Canada’s top pandemic laboratory is continuing its efforts to create a vaccine for the novel coronavirus.
After demonstrating the vaccine’s efficacy in ferrets, VIDO-InterVac is now focusing on comparing the results in hamsters.
“This provides us more confidence in our results and allows us to start testing the safety of the vaccine and that is critical,” said Dr. Volker Gerdts, VIDO-InterVac CEO.
This second model will allow the researchers to test the safety of the vaccine before they can begin human trials.
“Safety testing is going to continue for the next few weeks and that is to make sure then when we go into human testing our vaccine is completely safe,” Gerdts said.
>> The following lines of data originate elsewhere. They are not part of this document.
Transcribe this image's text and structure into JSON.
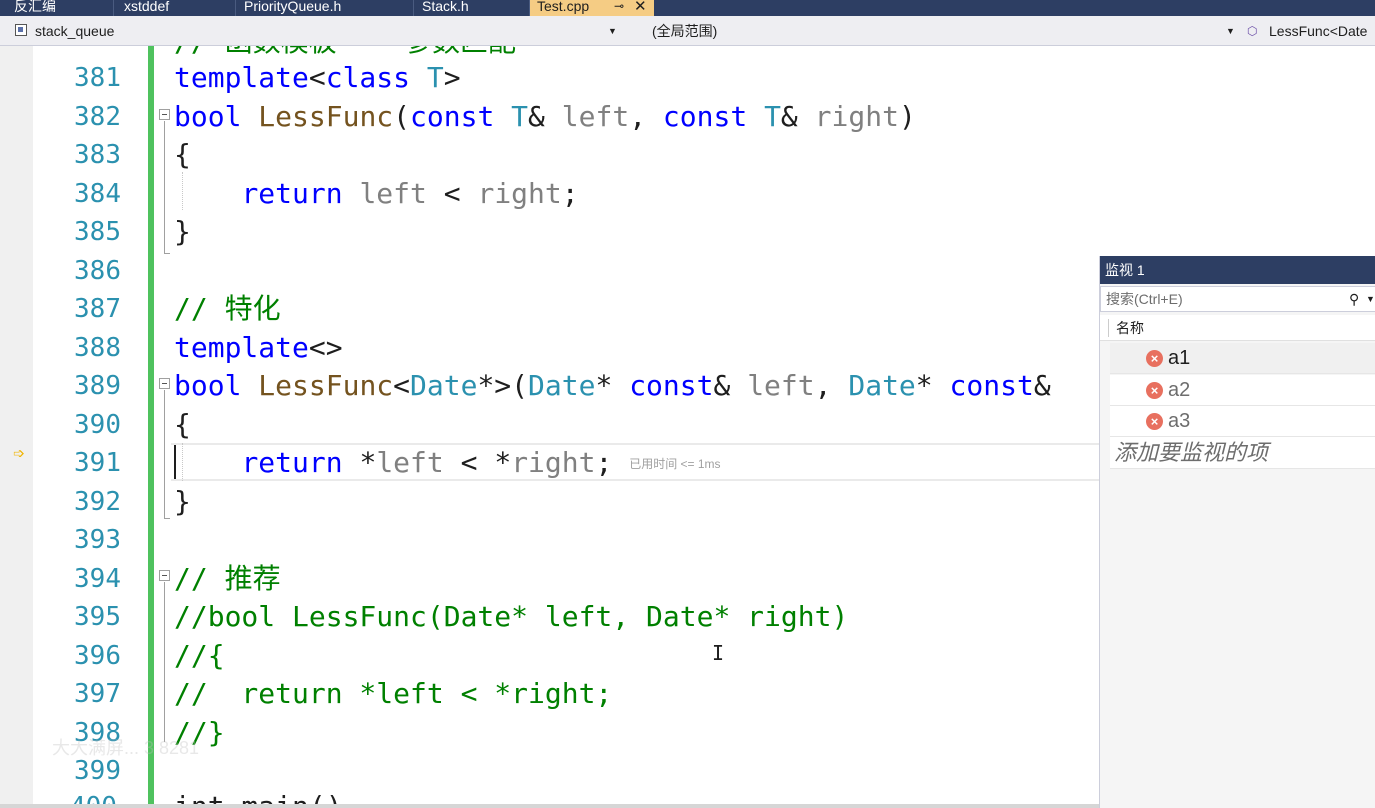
{
  "colors": {
    "tab_bar_bg": "#2d3e63",
    "active_tab_bg": "#f5cc84",
    "keyword": "#0000ff",
    "function": "#74531f",
    "type": "#2b91af",
    "parameter": "#808080",
    "comment": "#008000",
    "line_number": "#2b91af",
    "change_bar": "#4fc25e",
    "error_icon": "#e8705f"
  },
  "tabs": [
    {
      "label": "反汇编",
      "active": false
    },
    {
      "label": "xstddef",
      "active": false
    },
    {
      "label": "PriorityQueue.h",
      "active": false
    },
    {
      "label": "Stack.h",
      "active": false
    },
    {
      "label": "Test.cpp",
      "active": true,
      "pin_icon": "pin-icon",
      "close_icon": "close-icon"
    }
  ],
  "nav": {
    "project": "stack_queue",
    "scope": "(全局范围)",
    "member": "LessFunc<Date",
    "member_icon": "cube-icon"
  },
  "editor": {
    "partial_top_line": "// 函数模板 —— 参数匹配",
    "partial_bottom_line": "int main()",
    "lines": [
      {
        "n": "381",
        "parts": [
          [
            "kw",
            "template"
          ],
          [
            "pl",
            "<"
          ],
          [
            "kw",
            "class"
          ],
          [
            "pl",
            " "
          ],
          [
            "ty",
            "T"
          ],
          [
            "pl",
            ">"
          ]
        ]
      },
      {
        "n": "382",
        "parts": [
          [
            "kw",
            "bool"
          ],
          [
            "pl",
            " "
          ],
          [
            "fn",
            "LessFunc"
          ],
          [
            "pl",
            "("
          ],
          [
            "kw",
            "const"
          ],
          [
            "pl",
            " "
          ],
          [
            "ty",
            "T"
          ],
          [
            "pl",
            "& "
          ],
          [
            "pm",
            "left"
          ],
          [
            "pl",
            ", "
          ],
          [
            "kw",
            "const"
          ],
          [
            "pl",
            " "
          ],
          [
            "ty",
            "T"
          ],
          [
            "pl",
            "& "
          ],
          [
            "pm",
            "right"
          ],
          [
            "pl",
            ")"
          ]
        ]
      },
      {
        "n": "383",
        "parts": [
          [
            "pl",
            "{"
          ]
        ]
      },
      {
        "n": "384",
        "parts": [
          [
            "pl",
            "    "
          ],
          [
            "kw",
            "return"
          ],
          [
            "pl",
            " "
          ],
          [
            "pm",
            "left"
          ],
          [
            "pl",
            " < "
          ],
          [
            "pm",
            "right"
          ],
          [
            "pl",
            ";"
          ]
        ]
      },
      {
        "n": "385",
        "parts": [
          [
            "pl",
            "}"
          ]
        ]
      },
      {
        "n": "386",
        "parts": []
      },
      {
        "n": "387",
        "parts": [
          [
            "cm",
            "// 特化"
          ]
        ]
      },
      {
        "n": "388",
        "parts": [
          [
            "kw",
            "template"
          ],
          [
            "pl",
            "<>"
          ]
        ]
      },
      {
        "n": "389",
        "parts": [
          [
            "kw",
            "bool"
          ],
          [
            "pl",
            " "
          ],
          [
            "fn",
            "LessFunc"
          ],
          [
            "pl",
            "<"
          ],
          [
            "ty",
            "Date"
          ],
          [
            "pl",
            "*>("
          ],
          [
            "ty",
            "Date"
          ],
          [
            "pl",
            "* "
          ],
          [
            "kw",
            "const"
          ],
          [
            "pl",
            "& "
          ],
          [
            "pm",
            "left"
          ],
          [
            "pl",
            ", "
          ],
          [
            "ty",
            "Date"
          ],
          [
            "pl",
            "* "
          ],
          [
            "kw",
            "const"
          ],
          [
            "pl",
            "&"
          ]
        ]
      },
      {
        "n": "390",
        "parts": [
          [
            "pl",
            "{"
          ]
        ]
      },
      {
        "n": "391",
        "parts": [
          [
            "pl",
            "    "
          ],
          [
            "kw",
            "return"
          ],
          [
            "pl",
            " *"
          ],
          [
            "pm",
            "left"
          ],
          [
            "pl",
            " < *"
          ],
          [
            "pm",
            "right"
          ],
          [
            "pl",
            "; "
          ]
        ],
        "hint": "已用时间 <= 1ms"
      },
      {
        "n": "392",
        "parts": [
          [
            "pl",
            "}"
          ]
        ]
      },
      {
        "n": "393",
        "parts": []
      },
      {
        "n": "394",
        "parts": [
          [
            "cm",
            "// 推荐"
          ]
        ]
      },
      {
        "n": "395",
        "parts": [
          [
            "cm",
            "//bool LessFunc(Date* left, Date* right)"
          ]
        ]
      },
      {
        "n": "396",
        "parts": [
          [
            "cm",
            "//{"
          ]
        ]
      },
      {
        "n": "397",
        "parts": [
          [
            "cm",
            "//  return *left < *right;"
          ]
        ]
      },
      {
        "n": "398",
        "parts": [
          [
            "cm",
            "//}"
          ]
        ]
      },
      {
        "n": "399",
        "parts": []
      }
    ],
    "current_line": "391",
    "watermark": "大大满屏...   3     8281"
  },
  "watch": {
    "title": "监视 1",
    "search_placeholder": "搜索(Ctrl+E)",
    "column_name": "名称",
    "items": [
      {
        "name": "a1",
        "icon": "error-icon",
        "selected": true
      },
      {
        "name": "a2",
        "icon": "error-icon",
        "selected": false
      },
      {
        "name": "a3",
        "icon": "error-icon",
        "selected": false
      }
    ],
    "add_placeholder": "添加要监视的项"
  }
}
“In the meantime, what we’re doing now is producing the vaccine, clinical-grade material that we can use for human trials starting in the fall.”
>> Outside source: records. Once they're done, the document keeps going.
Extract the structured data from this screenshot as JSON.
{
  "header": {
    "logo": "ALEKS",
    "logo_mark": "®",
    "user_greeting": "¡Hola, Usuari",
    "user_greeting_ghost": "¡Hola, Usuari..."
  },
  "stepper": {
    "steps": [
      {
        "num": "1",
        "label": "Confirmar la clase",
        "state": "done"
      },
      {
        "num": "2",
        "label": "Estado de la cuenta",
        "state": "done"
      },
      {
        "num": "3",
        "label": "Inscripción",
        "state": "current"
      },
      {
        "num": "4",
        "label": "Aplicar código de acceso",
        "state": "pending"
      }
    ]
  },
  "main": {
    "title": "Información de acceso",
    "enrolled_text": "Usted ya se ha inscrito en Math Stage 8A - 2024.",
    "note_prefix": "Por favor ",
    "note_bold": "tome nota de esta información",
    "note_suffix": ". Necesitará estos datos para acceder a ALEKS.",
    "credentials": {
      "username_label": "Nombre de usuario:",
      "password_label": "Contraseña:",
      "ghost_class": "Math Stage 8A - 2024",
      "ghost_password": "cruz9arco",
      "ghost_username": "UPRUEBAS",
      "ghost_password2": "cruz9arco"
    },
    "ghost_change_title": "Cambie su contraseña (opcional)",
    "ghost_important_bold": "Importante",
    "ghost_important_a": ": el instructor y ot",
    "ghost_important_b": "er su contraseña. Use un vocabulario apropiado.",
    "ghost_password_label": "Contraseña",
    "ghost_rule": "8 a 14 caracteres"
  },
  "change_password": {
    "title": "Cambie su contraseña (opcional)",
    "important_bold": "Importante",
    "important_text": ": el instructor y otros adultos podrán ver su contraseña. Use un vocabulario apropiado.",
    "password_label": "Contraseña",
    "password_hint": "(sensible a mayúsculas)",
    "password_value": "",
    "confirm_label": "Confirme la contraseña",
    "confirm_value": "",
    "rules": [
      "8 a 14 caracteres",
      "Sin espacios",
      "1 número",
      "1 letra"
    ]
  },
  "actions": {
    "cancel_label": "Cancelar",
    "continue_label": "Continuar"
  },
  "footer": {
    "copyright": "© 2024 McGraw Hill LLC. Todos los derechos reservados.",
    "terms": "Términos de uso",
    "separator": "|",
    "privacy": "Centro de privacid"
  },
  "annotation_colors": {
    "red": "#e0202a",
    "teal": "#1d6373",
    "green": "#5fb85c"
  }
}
VIDO-InterVac is using a protein called subunit which is currently being used in a number of vaccines for humans.
“One of the advantages is, when you have this vaccine eventually ready, it can be manufactured in very large scales so we can make hundreds of millions of those very rapidly,” Gerdts said.
VIDO-InterVac has received about $50 million from the Saskatchewan and Canadian governments over the past few months in efforts to find a vaccine.
Based out of the University of Saskatchewan, VIDO-InterVac was the first lab in Canada to isolate the novel coronavirus and create an animal model where the virus could be handled and a vaccine could be tested.
VIDO-InterVac is also assisting other companies across the globe working on their own vaccine developments.